-- Provided data follows --
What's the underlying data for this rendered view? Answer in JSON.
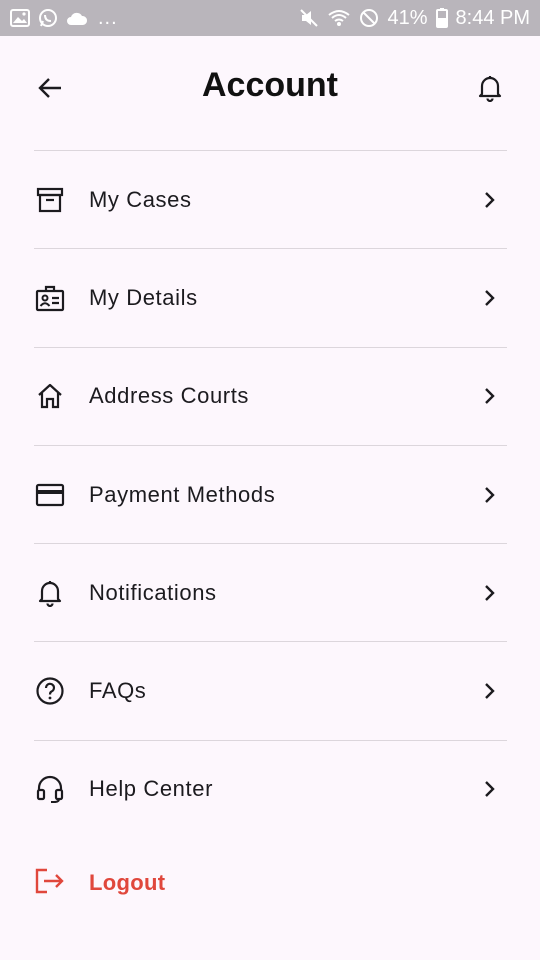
{
  "status_bar": {
    "battery": "41%",
    "time": "8:44 PM",
    "more": "..."
  },
  "header": {
    "title": "Account"
  },
  "menu": {
    "items": [
      {
        "label": "My Cases",
        "icon": "archive-box-icon"
      },
      {
        "label": "My Details",
        "icon": "id-badge-icon"
      },
      {
        "label": "Address Courts",
        "icon": "home-icon"
      },
      {
        "label": "Payment Methods",
        "icon": "credit-card-icon"
      },
      {
        "label": "Notifications",
        "icon": "bell-icon"
      },
      {
        "label": "FAQs",
        "icon": "question-circle-icon"
      },
      {
        "label": "Help Center",
        "icon": "headset-icon"
      }
    ]
  },
  "logout": {
    "label": "Logout",
    "color": "#e0473c"
  },
  "colors": {
    "background": "#fdf7fd",
    "status_bar": "#b9b5bb",
    "divider": "#dcd6dc",
    "text": "#1c1b1f"
  }
}
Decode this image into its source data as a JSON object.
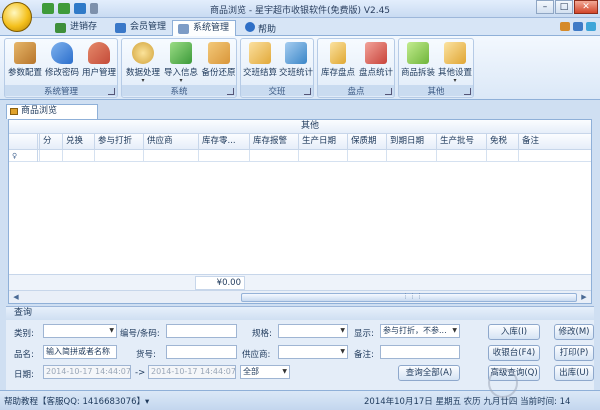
{
  "window": {
    "title": "商品浏览 - 星宇超市收银软件(免费版) V2.45",
    "buttons": {
      "minimize": "–",
      "restore": "□",
      "close": "✕"
    }
  },
  "tabs": [
    {
      "label": "进销存",
      "color": "#3f8f3a"
    },
    {
      "label": "会员管理",
      "color": "#3a78c8"
    },
    {
      "label": "系统管理",
      "color": "#7d9cc6",
      "active": true
    },
    {
      "label": "帮助",
      "color": "#2f6fc6"
    }
  ],
  "ribbon": {
    "groups": [
      {
        "label": "系统管理",
        "buttons": [
          {
            "label": "参数配置",
            "icon": "tools-icon",
            "color": "#b7752a"
          },
          {
            "label": "修改密码",
            "icon": "key-icon",
            "color": "#2c6fcc"
          },
          {
            "label": "用户管理",
            "icon": "users-icon",
            "color": "#c44b3a"
          }
        ]
      },
      {
        "label": "系统",
        "buttons": [
          {
            "label": "数据处理",
            "icon": "gear-icon",
            "color": "#d1a23a",
            "dropdown": "▾"
          },
          {
            "label": "导入信息",
            "icon": "import-icon",
            "color": "#3c9a3a",
            "dropdown": "▾"
          },
          {
            "label": "备份还原",
            "icon": "backup-icon",
            "color": "#d9963a"
          }
        ]
      },
      {
        "label": "交班",
        "buttons": [
          {
            "label": "交班结算",
            "icon": "calendar-icon",
            "color": "#e2a93a"
          },
          {
            "label": "交班统计",
            "icon": "stats-icon",
            "color": "#3a86c8"
          }
        ]
      },
      {
        "label": "盘点",
        "buttons": [
          {
            "label": "库存盘点",
            "icon": "calculator-icon",
            "color": "#e0a833"
          },
          {
            "label": "盘点统计",
            "icon": "chart-icon",
            "color": "#c8433a"
          }
        ]
      },
      {
        "label": "其他",
        "buttons": [
          {
            "label": "商品拆装",
            "icon": "boxes-icon",
            "color": "#6fb53a"
          },
          {
            "label": "其他设置",
            "icon": "settings-icon",
            "color": "#e0a533",
            "dropdown": "▾"
          }
        ]
      }
    ]
  },
  "doc_tab": {
    "label": "商品浏览"
  },
  "grid": {
    "band_header": "其他",
    "columns": [
      "分",
      "兑换",
      "参与打折",
      "供应商",
      "库存零...",
      "库存报警",
      "生产日期",
      "保质期",
      "到期日期",
      "生产批号",
      "免税",
      "备注"
    ],
    "filter_icon": "♀",
    "sum_value": "¥0.00",
    "scroll": {
      "left": "◀",
      "right": "▶",
      "grip": "⋮⋮⋮"
    }
  },
  "query": {
    "title": "查询",
    "labels": {
      "category": "类别:",
      "code": "编号/条码:",
      "spec": "规格:",
      "display": "显示:",
      "name": "品名:",
      "goods_no": "货号:",
      "supplier": "供应商:",
      "remark": "备注:",
      "date": "日期:",
      "arrow": "->"
    },
    "inputs": {
      "category": "",
      "code": "",
      "spec": "",
      "display": "参与打折，不参...",
      "name": "输入简拼或者名称",
      "goods_no": "",
      "supplier": "",
      "remark": "",
      "date_from": "2014-10-17 14:44:07",
      "date_to": "2014-10-17 14:44:07",
      "date_range": "全部"
    },
    "buttons": {
      "query_all": "查询全部(A)",
      "stock_in": "入库(I)",
      "modify": "修改(M)",
      "cashier": "收银台(F4)",
      "print": "打印(P)",
      "advanced": "高级查询(Q)",
      "stock_out": "出库(U)"
    }
  },
  "status": {
    "help": "帮助教程【客服QQ: 1416683076】▾",
    "date": "2014年10月17日 星期五 农历 九月廿四 当前时间: 14"
  }
}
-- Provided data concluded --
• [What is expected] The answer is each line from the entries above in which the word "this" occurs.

• [Response to the exercise]
What's the underlying data for this rendered view? Answer in JSON.
Decode this image into its source data as a JSON object.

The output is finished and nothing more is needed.